Comparison of early platelet activation in patients undergoing on-pump versus off-pump coronary artery bypass surgery.


Conference Paper

OBJECTIVE: Cardiopulmonary bypass has been shown to be associated with platelet dysfunction, which has a potential for increasing the risk of perioperative bleeding. Off-pump coronary artery bypass surgery is thought to avoid this deleterious effect of pump use on platelets. However, the influence of off-pump coronary artery bypass surgery on platelets has not been thoroughly studied. METHODS: Accordingly, we evaluated 60 patients undergoing coronary artery bypass grafting prospectively using cardiopulmonary bypass and warm cardioplegic arrest (n = 30) or an off-pump technique (n = 30). Platelet function was evaluated before and 2 hours after coronary artery bypass grafting. RESULTS: Among patients undergoing on-pump coronary artery bypass surgery, all studies of platelet function were significantly abnormal after surgical intervention compared with results before surgical intervention. Similarly, among patients undergoing off-pump coronary artery bypass surgery, evidence of platelet dysfunction after surgical intervention was noted, with a lower platelet count and a higher proportion of P-selectin- and Annexin V-positive platelets. However, compared with the preprocedural value, the postprocedural decrease in platelet count (78,200 x 10(3)/microL vs 103,000 x 10(3)/microL) and platelet aggregation (0.8% vs 10.9%) and increase in bleeding time (0 minutes vs +1.3 minutes), P-selectin-positive platelets (6.0% vs 9.1%), and Annexin V-positive platelets (1.7% vs 3.7%) were significantly lower in the off-pump coronary artery bypass surgery group compared with those in the on-pump coronary artery bypass surgery group, respectively. CONCLUSIONS: Early postoperative decrease in platelet count and increase in platelet activation occurs to a much lesser extent and does not alter bleeding time or adenosine diphosphate-induced platelet aggregation in patients undergoing off-pump coronary artery bypass surgery. This lack of significant effects on platelets might in part account for the potential decreased risk in bleeding and for the preserved hemostasis seen in patients undergoing off-pump coronary artery bypass surgery compared with those undergoing on-pump coronary artery bypass grafting surgery.

Full Text

Duke Authors

Cited Authors

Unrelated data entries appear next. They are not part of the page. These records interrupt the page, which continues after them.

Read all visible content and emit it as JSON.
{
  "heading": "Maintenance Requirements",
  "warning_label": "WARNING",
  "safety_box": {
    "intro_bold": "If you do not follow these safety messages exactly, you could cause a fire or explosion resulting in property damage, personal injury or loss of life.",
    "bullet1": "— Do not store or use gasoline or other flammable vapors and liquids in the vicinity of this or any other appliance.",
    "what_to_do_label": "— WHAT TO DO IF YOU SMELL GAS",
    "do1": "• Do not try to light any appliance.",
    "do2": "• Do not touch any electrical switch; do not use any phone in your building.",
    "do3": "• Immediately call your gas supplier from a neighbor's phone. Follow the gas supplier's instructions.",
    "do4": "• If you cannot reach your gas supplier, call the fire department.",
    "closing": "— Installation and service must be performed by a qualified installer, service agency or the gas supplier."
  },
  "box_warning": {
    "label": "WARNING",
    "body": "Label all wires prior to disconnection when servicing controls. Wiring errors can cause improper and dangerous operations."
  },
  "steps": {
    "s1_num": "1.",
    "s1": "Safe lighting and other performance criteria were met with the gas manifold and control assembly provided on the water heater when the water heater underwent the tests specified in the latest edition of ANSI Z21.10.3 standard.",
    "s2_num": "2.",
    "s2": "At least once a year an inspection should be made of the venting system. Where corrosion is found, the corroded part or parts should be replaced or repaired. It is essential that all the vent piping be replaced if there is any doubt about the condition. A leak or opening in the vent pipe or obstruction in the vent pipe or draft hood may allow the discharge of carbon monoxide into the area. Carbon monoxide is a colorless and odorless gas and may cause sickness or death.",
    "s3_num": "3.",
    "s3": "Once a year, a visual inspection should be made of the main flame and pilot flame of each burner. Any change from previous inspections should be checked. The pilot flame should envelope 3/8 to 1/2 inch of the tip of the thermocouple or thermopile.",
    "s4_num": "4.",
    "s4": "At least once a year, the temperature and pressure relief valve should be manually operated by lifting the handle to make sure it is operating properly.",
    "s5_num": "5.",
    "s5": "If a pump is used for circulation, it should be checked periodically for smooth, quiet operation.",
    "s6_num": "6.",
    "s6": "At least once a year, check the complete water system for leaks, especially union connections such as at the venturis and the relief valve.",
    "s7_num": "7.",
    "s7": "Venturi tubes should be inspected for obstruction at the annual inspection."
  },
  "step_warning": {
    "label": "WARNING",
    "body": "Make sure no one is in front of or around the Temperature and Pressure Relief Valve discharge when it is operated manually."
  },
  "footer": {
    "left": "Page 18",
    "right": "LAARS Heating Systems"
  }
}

  • Ballotta, A; Saleh, HZ; El Baghdady, HW; Gomaa, M; Belloli, F; Kandil, H; Balbaa, Y; Bettini, F; Bossone, E; Menicanti, L; Frigiola, A; Bellucci, C; Mehta, RH

Published Date

  • July 2007

Published In

Volume / Issue

  • 134 / 1

Start / End Page

  • 132 - 138

PubMed ID

  • 17599498

Pubmed Central ID

  • 17599498

Electronic International Standard Serial Number (EISSN)

  • 1097-685X

Digital Object Identifier (DOI)

  • 10.1016/j.jtcvs.2007.01.055

Conference Location

  • United States